    • You will notice that a new text editor window will open, and test.txt will be loaded.
    • The terminal will not come back with a prompt until the window is closed.
  2. There are two ways around this limitation. Try both…
  3. Starting the program and immediately returning a prompt:
    1. Type gedit test.txt &.
      • The & character tells the terminal to run this command in “the background”, meaning the prompt will return immediately.
    2. Close the window, then type ls.
      • In addition to showing the files, the terminal will notify you that gedit has finished.
  4. Moving an already running program into the background:
    1. Type gedit test.txt.
      • The window should open, and the terminal should not have a prompt waiting.
    2. In the terminal window, press Ctrl+Z.
      • The terminal will indicate that gedit has stopped, and a prompt will appear.
    3. Try to use the gedit window.
      • Because it is paused, the window will not run.
    4. Type bg in the terminal.
      • The gedit window can now run.
    5. Close the gedit window, and type ls in the terminal window.
      • As before, the terminal window will indicate that gedit is finished.

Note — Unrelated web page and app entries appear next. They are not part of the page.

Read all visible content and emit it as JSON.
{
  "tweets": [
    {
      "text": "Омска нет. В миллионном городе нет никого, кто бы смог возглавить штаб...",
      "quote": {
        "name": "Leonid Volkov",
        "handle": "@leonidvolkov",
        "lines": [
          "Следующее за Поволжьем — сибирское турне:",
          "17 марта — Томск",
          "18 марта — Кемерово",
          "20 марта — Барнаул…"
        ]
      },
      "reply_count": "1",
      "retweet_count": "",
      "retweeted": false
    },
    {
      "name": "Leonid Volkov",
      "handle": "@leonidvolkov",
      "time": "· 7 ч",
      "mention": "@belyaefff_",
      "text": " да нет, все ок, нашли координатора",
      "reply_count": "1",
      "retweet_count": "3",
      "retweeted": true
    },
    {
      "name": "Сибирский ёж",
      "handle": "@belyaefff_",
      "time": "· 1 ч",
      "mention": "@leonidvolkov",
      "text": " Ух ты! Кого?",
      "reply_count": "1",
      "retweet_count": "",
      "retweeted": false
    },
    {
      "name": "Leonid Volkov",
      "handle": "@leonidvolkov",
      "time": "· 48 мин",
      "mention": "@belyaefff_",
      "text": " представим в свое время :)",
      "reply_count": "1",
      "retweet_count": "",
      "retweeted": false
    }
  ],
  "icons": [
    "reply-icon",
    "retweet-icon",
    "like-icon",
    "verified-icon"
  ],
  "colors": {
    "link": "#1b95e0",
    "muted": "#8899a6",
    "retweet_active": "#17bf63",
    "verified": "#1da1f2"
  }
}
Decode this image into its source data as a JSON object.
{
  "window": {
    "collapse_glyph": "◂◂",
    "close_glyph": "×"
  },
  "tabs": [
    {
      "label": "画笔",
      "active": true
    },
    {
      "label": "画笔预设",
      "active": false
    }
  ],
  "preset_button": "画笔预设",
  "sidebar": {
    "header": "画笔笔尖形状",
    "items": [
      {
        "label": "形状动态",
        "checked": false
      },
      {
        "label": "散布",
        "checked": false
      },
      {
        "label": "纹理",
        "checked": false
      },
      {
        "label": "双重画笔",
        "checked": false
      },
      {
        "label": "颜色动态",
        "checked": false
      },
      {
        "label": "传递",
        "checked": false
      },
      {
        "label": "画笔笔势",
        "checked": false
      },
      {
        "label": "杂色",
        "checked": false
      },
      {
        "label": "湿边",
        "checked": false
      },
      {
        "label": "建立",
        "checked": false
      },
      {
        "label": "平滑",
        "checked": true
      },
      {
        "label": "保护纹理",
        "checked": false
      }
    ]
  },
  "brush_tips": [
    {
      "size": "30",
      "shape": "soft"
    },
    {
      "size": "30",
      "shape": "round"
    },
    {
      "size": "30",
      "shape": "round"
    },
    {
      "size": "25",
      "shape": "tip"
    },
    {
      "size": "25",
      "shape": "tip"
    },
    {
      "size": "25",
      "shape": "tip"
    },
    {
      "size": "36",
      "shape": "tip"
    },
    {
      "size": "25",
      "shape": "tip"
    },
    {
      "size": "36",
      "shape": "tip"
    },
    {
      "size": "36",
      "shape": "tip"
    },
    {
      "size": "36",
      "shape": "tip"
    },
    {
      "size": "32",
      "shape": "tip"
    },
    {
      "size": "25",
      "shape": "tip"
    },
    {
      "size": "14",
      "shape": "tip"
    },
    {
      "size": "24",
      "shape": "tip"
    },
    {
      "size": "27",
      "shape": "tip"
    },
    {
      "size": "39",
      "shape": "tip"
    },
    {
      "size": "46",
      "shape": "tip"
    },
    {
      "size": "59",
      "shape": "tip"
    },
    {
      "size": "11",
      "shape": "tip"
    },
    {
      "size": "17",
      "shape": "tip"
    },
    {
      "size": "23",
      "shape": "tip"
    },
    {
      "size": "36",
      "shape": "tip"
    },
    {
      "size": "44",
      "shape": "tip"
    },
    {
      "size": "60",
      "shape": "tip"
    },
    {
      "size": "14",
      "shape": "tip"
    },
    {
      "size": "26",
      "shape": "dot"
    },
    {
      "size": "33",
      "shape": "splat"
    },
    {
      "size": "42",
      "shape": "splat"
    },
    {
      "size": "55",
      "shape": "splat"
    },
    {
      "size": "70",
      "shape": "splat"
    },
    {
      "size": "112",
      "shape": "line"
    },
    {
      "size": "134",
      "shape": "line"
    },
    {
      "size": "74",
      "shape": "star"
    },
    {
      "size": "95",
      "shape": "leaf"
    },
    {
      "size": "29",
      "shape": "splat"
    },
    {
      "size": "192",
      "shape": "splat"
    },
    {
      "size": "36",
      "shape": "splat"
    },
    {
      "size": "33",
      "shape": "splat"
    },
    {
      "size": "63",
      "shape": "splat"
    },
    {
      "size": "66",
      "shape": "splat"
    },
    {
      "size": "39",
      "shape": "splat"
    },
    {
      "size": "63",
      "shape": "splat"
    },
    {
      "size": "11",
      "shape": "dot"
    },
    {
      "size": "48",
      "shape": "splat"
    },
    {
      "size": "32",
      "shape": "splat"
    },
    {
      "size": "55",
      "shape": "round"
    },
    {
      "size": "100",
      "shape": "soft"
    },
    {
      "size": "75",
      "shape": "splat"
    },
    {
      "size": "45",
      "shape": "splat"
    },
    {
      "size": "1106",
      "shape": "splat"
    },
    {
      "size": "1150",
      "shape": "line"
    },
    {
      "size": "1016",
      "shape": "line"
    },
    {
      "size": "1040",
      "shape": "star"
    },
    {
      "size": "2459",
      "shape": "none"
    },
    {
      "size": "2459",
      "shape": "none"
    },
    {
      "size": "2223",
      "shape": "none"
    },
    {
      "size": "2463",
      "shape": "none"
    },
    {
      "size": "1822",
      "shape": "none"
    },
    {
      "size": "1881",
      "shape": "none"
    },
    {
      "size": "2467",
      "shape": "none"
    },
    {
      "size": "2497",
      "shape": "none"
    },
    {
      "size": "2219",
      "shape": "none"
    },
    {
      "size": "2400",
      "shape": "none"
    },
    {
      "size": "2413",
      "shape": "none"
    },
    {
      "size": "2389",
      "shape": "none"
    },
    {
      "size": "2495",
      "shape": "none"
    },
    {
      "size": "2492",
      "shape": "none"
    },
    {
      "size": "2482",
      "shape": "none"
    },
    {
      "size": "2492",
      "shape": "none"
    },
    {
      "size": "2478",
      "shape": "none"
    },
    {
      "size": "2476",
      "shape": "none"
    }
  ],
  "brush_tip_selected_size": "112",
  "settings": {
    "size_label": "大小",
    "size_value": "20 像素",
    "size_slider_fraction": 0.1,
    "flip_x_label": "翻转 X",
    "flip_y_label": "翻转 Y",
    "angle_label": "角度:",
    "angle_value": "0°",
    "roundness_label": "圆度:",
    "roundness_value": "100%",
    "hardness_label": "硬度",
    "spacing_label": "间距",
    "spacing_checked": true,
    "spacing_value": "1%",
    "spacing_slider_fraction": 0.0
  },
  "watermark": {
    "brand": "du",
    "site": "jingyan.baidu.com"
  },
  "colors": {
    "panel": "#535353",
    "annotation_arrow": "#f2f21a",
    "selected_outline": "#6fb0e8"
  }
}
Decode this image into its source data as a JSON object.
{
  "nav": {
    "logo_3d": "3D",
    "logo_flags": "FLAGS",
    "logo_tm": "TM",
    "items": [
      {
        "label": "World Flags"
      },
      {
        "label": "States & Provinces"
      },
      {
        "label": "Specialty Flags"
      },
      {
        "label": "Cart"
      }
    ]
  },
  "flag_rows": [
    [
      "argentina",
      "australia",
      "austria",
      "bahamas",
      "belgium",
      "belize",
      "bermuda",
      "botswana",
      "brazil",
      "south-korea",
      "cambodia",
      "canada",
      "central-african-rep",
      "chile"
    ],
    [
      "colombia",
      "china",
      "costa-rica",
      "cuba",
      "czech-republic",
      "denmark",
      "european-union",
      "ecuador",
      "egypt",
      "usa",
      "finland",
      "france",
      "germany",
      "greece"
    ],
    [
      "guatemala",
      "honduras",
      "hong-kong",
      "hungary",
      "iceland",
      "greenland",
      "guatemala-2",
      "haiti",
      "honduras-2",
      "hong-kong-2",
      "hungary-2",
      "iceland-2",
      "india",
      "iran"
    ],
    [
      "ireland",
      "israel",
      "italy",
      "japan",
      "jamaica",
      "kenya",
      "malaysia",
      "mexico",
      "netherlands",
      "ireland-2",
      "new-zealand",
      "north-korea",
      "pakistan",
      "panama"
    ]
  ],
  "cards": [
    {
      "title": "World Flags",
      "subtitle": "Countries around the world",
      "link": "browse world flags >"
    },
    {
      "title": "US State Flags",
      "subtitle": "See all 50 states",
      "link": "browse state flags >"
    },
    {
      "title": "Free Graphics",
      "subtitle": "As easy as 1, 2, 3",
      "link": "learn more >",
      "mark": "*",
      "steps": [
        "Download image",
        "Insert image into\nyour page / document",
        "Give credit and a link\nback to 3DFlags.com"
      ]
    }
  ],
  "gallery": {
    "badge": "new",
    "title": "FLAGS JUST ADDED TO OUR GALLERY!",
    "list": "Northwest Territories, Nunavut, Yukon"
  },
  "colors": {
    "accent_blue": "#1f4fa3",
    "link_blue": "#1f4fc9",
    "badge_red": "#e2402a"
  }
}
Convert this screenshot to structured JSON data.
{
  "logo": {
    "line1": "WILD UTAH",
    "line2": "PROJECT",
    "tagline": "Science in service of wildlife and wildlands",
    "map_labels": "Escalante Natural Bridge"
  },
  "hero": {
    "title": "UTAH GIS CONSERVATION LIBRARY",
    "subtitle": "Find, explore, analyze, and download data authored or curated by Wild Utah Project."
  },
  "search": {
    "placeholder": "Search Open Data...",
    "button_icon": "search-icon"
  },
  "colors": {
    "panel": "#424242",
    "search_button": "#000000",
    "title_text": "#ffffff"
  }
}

Running Commands as Root

  1. In a terminal, type ls -a /root.
    • The terminal will indicate that you cannot read the folder /root.
    • Many times you will need to run a command that cannot be done as an ordinary user, and must be done as the “super user”
  2. To run the previous command as root, add sudo to the beginning of the command.
    • In this instance, type sudo ls -a /root instead.
    • The terminal will request your password (in this case, rosindustrial) in order to proceed.
    • Once you enter the password, you should see the contents of the /root directory.

Warning: sudo is a powerful tool which doesn’t provide any sanity checks on what you ask it to do, so be VERY careful in using it.